INFORMATION: Begin
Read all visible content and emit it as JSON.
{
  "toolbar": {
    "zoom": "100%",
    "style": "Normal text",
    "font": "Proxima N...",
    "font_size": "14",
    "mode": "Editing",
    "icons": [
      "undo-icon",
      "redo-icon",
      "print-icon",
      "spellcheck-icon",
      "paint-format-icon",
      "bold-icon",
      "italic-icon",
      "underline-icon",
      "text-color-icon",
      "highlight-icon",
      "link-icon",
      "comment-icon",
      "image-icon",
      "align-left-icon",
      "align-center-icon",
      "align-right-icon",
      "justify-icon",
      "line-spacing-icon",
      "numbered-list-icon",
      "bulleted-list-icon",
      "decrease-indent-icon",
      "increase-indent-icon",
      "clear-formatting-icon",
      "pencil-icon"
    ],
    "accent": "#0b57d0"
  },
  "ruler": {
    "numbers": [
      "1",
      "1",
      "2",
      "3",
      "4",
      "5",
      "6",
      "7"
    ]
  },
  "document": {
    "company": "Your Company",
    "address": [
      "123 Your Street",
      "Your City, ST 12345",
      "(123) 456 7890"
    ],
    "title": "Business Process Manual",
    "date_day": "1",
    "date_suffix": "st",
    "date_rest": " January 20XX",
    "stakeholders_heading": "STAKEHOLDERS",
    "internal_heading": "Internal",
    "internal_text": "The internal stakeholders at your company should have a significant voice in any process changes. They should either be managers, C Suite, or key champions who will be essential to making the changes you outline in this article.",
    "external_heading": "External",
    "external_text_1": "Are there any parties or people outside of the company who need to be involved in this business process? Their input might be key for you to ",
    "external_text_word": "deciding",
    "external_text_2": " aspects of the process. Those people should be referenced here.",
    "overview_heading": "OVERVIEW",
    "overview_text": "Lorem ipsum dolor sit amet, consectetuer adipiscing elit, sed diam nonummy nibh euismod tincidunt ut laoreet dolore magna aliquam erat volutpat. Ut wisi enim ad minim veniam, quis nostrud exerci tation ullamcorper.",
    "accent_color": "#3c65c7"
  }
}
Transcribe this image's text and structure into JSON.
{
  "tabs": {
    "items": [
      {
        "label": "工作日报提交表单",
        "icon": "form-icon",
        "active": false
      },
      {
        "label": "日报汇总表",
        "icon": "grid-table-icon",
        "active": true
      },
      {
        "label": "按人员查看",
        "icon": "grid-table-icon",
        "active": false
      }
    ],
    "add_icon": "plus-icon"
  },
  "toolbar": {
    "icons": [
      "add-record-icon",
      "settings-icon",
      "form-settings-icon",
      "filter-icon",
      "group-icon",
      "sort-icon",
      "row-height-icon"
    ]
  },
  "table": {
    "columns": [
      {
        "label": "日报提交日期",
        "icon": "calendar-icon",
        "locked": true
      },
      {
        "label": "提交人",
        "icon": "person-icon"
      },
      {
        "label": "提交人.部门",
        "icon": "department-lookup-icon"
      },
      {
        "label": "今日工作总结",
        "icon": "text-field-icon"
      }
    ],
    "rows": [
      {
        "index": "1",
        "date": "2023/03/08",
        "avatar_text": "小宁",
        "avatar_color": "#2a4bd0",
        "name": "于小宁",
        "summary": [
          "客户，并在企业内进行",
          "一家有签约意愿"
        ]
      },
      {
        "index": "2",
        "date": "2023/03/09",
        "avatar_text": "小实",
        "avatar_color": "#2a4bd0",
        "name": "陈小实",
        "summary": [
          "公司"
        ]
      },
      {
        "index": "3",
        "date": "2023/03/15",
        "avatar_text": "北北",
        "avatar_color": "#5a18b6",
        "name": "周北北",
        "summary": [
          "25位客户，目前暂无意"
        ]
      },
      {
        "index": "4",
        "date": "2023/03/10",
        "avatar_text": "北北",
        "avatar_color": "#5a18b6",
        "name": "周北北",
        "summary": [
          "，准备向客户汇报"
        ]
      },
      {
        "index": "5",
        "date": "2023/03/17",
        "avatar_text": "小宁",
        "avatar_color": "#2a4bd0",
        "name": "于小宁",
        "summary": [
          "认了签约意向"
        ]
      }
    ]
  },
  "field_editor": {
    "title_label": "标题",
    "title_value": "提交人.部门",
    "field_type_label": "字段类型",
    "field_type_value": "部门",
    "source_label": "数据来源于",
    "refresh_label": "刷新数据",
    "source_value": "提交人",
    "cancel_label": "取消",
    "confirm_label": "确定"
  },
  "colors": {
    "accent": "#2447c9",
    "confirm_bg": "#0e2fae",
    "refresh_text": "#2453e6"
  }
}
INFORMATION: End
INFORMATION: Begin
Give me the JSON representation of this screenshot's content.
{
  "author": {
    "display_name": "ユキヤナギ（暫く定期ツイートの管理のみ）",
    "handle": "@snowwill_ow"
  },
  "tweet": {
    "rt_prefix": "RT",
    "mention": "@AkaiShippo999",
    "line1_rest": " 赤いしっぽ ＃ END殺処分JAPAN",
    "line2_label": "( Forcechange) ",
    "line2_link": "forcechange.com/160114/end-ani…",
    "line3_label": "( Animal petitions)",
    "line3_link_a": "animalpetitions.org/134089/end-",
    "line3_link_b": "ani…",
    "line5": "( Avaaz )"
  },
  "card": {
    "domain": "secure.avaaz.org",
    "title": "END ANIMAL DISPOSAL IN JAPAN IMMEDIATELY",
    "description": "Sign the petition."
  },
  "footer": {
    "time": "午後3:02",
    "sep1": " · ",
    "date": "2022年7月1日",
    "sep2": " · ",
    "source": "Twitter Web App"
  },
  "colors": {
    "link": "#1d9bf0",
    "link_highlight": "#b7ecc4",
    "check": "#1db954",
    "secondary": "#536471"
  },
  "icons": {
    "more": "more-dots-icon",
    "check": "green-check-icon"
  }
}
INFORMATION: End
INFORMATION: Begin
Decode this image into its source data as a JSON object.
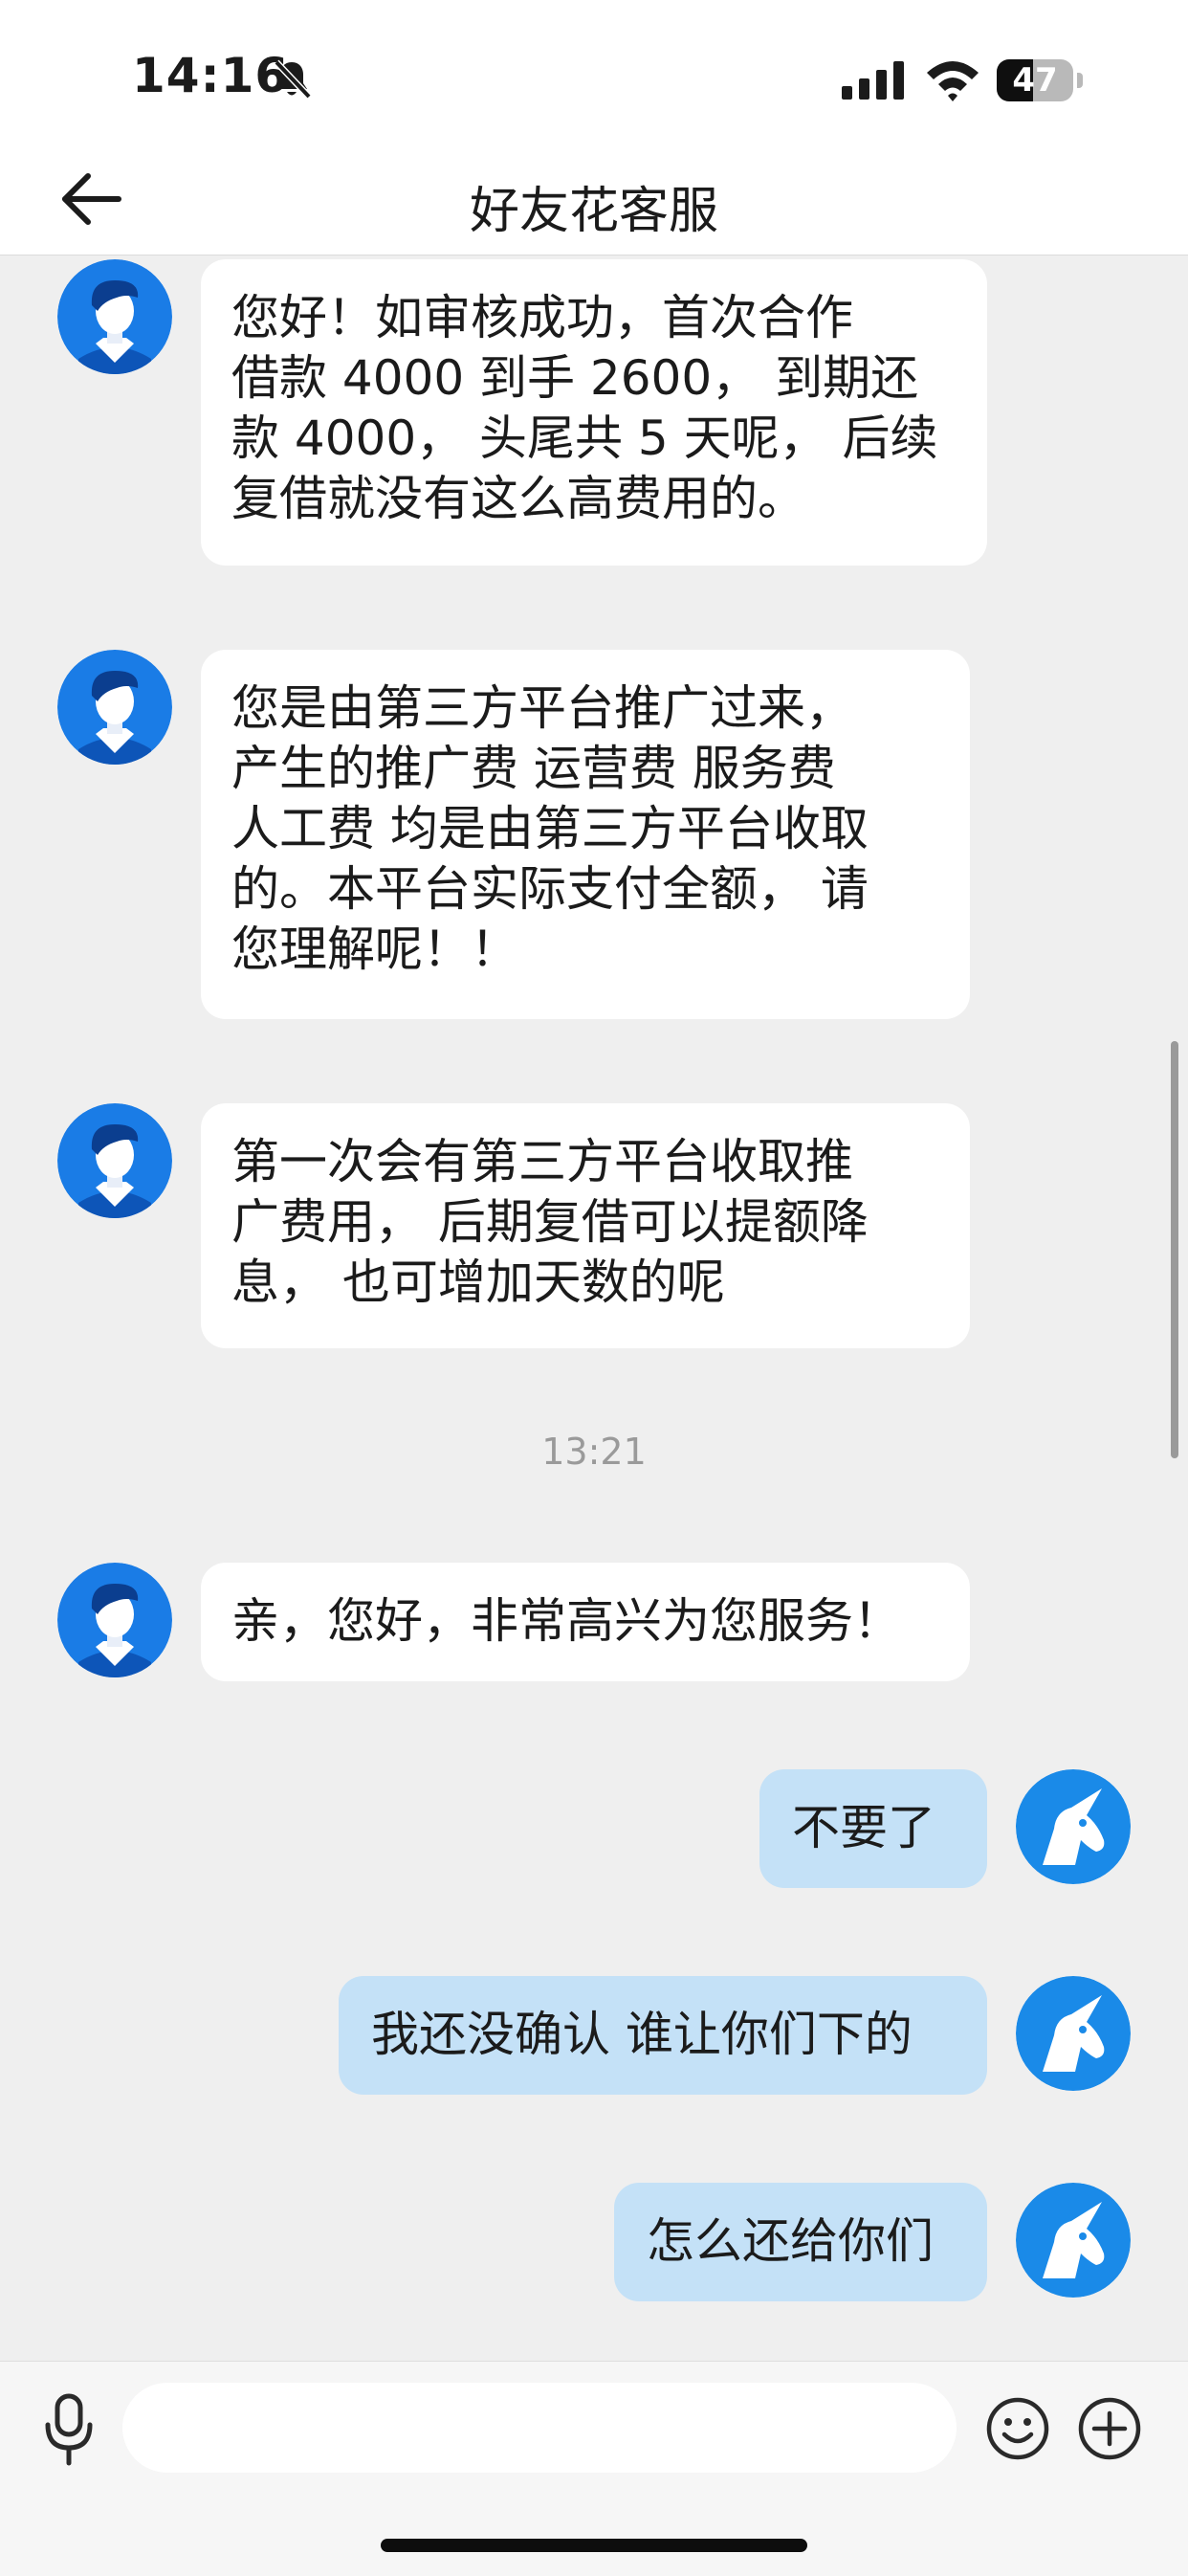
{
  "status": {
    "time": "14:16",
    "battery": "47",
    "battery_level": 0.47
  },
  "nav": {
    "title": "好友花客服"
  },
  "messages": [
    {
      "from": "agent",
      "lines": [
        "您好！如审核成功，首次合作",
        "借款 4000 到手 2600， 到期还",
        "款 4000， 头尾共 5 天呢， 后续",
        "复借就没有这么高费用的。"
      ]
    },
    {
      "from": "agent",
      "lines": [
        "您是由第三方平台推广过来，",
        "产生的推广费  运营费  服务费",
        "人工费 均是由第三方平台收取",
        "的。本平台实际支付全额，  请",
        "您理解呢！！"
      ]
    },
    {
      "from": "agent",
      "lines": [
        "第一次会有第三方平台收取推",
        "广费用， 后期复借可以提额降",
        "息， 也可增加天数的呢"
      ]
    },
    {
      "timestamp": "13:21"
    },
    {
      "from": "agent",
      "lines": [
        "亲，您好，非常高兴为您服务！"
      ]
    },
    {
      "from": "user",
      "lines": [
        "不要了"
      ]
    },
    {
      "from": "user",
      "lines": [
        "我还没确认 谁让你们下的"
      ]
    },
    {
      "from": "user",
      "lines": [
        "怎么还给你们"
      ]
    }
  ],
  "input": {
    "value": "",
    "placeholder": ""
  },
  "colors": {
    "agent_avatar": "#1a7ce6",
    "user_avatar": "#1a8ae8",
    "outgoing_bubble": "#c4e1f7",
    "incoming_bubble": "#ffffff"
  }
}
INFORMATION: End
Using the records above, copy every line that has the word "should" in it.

▶ [RESULT BELOW]:
    "internal_text": "The internal stakeholders at your company should have a significant voice in any process changes. They should either be managers, C Suite, or key champions who will be essential to making the changes you outline in this article.",
    "external_text_2": " aspects of the process. Those people should be referenced here.",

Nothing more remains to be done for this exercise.